Many of the countries affected by China’s actions in the South and East China Seas have security treaties with the US, which has been the major maritime power in the Pacific region since World War II. China’s ADIZ declaration was therefore viewed by the US as a provocation. By expanding its sovereignty claims, China was actually expanding its claims to influence.
 
It has taken the international institutions some time to catch up to the changing world order.
 
The 2010 G-20 summit in Seoul produced an agreement to increase the emerging countries’ quotas in the International Monetary Fund by 2014. But the US Congress refused to ratify the changes, so nothing came of the agreement.
 
China then took matters into its own hands, spearheading the creation of the Asian Infrastructure Investment Bank. Fragmentation of the international institutions seemed imminent – that is, until European countries decided to join the AIIB. Though the US resisted at first, and has still refused to join, that decision was lent some nuance in a later conversation between Chinese President Xi Jinping and US President Barack Obama.
 
Meanwhile, Russia was exposing its own renewed foreign-policy ambitions in Ukraine. By violating the Helsinki Final Act in the spring of 2014, Putin placed Russian foreign policy in direct opposition to that of the US and Europe. This position was reaffirmed in September, when Putin decided to intervene in the Syrian conflict, securing for Russia a role in any attempt to bring peace to the country.
 
Today, the world is very different from what some might have imagined at the end of the last century, a decade after the Berlin Wall came down. Historically speaking, 15 years can seem long or short, depending on the intensity of change.

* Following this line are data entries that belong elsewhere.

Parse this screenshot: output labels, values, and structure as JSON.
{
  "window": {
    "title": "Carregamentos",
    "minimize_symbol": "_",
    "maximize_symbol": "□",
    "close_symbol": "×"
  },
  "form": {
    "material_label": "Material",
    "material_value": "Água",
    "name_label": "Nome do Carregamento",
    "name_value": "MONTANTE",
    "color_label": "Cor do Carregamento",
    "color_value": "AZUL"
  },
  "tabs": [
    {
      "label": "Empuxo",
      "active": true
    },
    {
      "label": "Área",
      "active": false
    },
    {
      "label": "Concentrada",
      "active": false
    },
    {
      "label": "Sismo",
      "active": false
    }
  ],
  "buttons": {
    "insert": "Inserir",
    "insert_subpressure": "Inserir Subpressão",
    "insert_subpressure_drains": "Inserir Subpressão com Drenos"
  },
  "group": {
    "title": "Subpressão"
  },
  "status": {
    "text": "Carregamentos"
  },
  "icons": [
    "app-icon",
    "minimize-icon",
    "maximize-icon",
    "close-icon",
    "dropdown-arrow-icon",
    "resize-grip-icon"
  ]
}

During the last 15 years of mounting great-power competition and renewed instability in the Middle East – including the Arab Spring, the rise of the brutal Islamic State, Sunni-Shia proxy wars, and unspeakable human suffering – change has been very intense, to say the least.
 
But confrontation is not the whole story. Promising steps have been made in two critical areas: nuclear non-proliferation, especially through the nuclear deal with Iran, and the fight against climate change, exemplified in the encouraging preparations for the current climate summit in Paris.
 
If there is one lesson to be learned from all of this, it is that well-executed, tenacious diplomacy still holds extraordinary power to resolve conflicts. It remains the best instrument to produce those cooperative outcomes that confrontation effectively impedes.